Australia’s New Social Media Legislation
By Kristin Acheson
Social media has turned the way news is shared on its head in the last fifteen years switching from the newspaper and television to personalized social media accounts. According to Forbes, 36% of social media users use Facebook for news while YouTube, a Google subsidiary, comes in at 21% of users. Most people who are on social media come across news at some point and look to social media for both entertainment and information. Now more than ever, knowing what is happening in the world is important for personal safety and sanity in the form of maintaining connection with the world. In the last couple of weeks, Australia put forth a proposed law that would require Google and Facebook to compensate media publishers for the content they put out on their sites. In retaliation, Facebook blocked legitimate news outlets which caused an influx of false claims about the COVID-19 vaccinations. Google threatened to block their search engine entirely in the country. On the other hand, Microsoft is working towards paying these small publishers and news organizations for their content in the EU. After tech giants Facebook and Google initially balked at the legislation and decided that it was better to block news sources than pay the publishers for their work, these parties have returned to the negotiation table. Any news organization that makes over 150,000 dollars in annual revenue could be entitled to this compensation. The negotiations are still ongoing with terminology such as “final arbitration” which assumes there will be an independent arbitrator that values the payments for each news source.

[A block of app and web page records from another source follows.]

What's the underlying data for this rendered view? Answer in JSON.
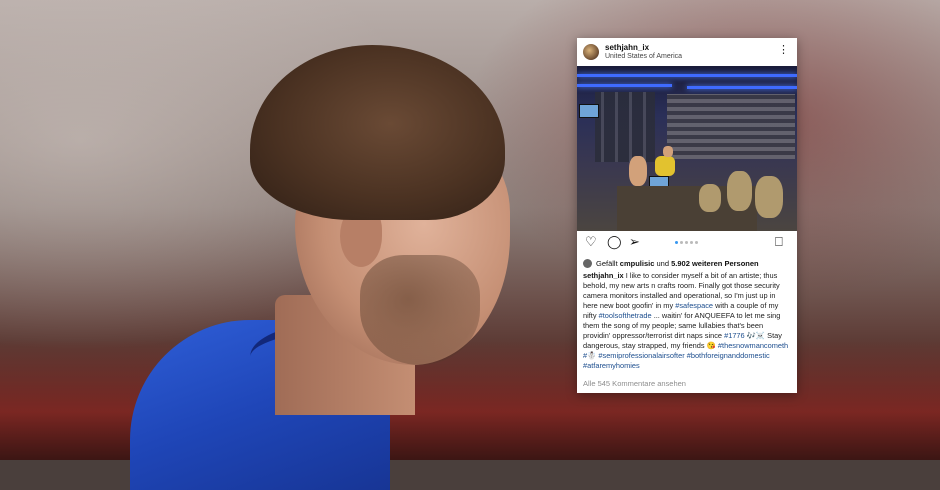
{
  "post": {
    "username": "sethjahn_ix",
    "location": "United States of America",
    "more_icon": "⋮",
    "likes": {
      "prefix": "Gefällt",
      "user": "cmpulisic",
      "middle": "und",
      "count_text": "5.902 weiteren Personen"
    },
    "caption": {
      "user": "sethjahn_ix",
      "part1": "I like to consider myself a bit of an artiste; thus behold, my new arts n crafts room. Finally got those security camera monitors installed and operational, so I'm just up in here new boot goofin' in my",
      "tag1": "#safespace",
      "part2": "with a couple of my nifty",
      "tag2": "#toolsofthetrade",
      "part3": "... waitin' for ANQUEEFA to let me sing them the song of my people; same lullabies that's been providin' oppressor/terrorist dirt naps since",
      "tag3": "#1776",
      "part4": "🎶☠️ Stay dangerous, stay strapped, my friends 😘",
      "tag4": "#thesnowmancometh",
      "part5": "#☃️",
      "tag5": "#semiprofessionalairsofter",
      "tag6": "#bothforeignanddomestic",
      "tag7": "#atfaremyhomies"
    },
    "comments_link": "Alle 545 Kommentare ansehen",
    "carousel": {
      "count": 5,
      "active": 0
    },
    "icons": {
      "like": "heart-icon",
      "comment": "comment-icon",
      "share": "send-icon",
      "save": "bookmark-icon"
    },
    "colors": {
      "tag": "#1d4e8e",
      "carousel_active": "#3897f0",
      "led": "#3f6bff"
    }
  }
}
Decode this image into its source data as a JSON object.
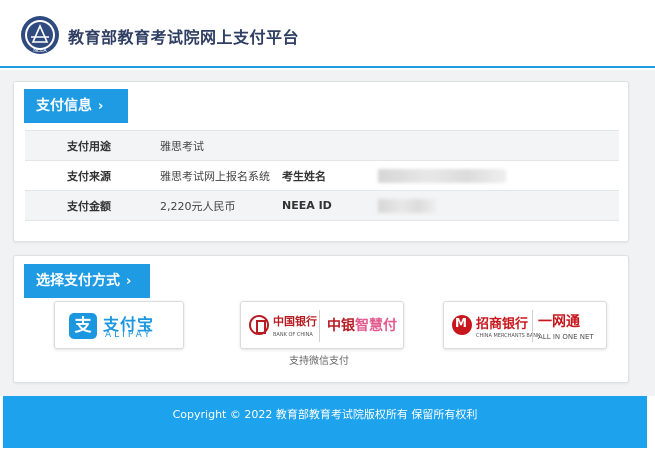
{
  "header": {
    "logo_text": "NEEA",
    "site_title": "教育部教育考试院网上支付平台"
  },
  "info_section": {
    "title": "支付信息",
    "chevron": "›",
    "rows": [
      {
        "label": "支付用途",
        "value": "雅思考试"
      },
      {
        "label": "支付来源",
        "value": "雅思考试网上报名系统",
        "label2": "考生姓名",
        "value2_redacted": true
      },
      {
        "label": "支付金额",
        "value": "2,220元人民币",
        "label2": "NEEA ID",
        "value2_redacted": true
      }
    ]
  },
  "pay_section": {
    "title": "选择支付方式",
    "chevron": "›",
    "options": {
      "alipay": {
        "icon": "alipay-icon",
        "cn": "支付宝",
        "en": "ALIPAY",
        "mark": "支"
      },
      "boc": {
        "icon": "boc-logo-icon",
        "cn": "中国银行",
        "en": "BANK OF CHINA",
        "brand_a": "中银",
        "brand_b": "智慧付"
      },
      "cmb": {
        "icon": "cmb-logo-icon",
        "cn": "招商银行",
        "en": "CHINA MERCHANTS BANK",
        "brand": "一网通",
        "sub": "ALL IN ONE NET"
      }
    },
    "wechat_note": "支持微信支付"
  },
  "footer": {
    "copyright": "Copyright © 2022 教育部教育考试院版权所有 保留所有权利"
  },
  "colors": {
    "accent": "#1e9be3",
    "footer_bg": "#1da2ee",
    "title_text": "#2f3e63",
    "boc_red": "#b81c22",
    "cmb_red": "#c8161d"
  }
}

The internet is a difficult place to pass legislation on due to its wide and confusing reach and limited legal precedent. Therefore, at times like this when a proposed law is close to being enacted it is an interesting time in the future of the way the internet can be used. The interconnected nature of the Internet has made global economies and legal systems even more connected, meaning that change in one location may indicate impending change in others. Countries, including Canada, are looking for ways that they can pass this new legislation in their own countries although there is no timeline for this proposal yet. The “The News Industry is Being Destroyed” episode from Netflix’s original show the Patriot Act shows that local news sources make up half of the original reporting, but employees are underpaid with the amount of work they do. Working towards social media companies compensating news sources for the work they do is a step in the right direction. News publishers and social media companies share the common problem of false news that could be addressed with this mutual collaboration by ensuring news outlets have the means necessary to create reliable content.
Contact Kristin at firstname.lastname@example.org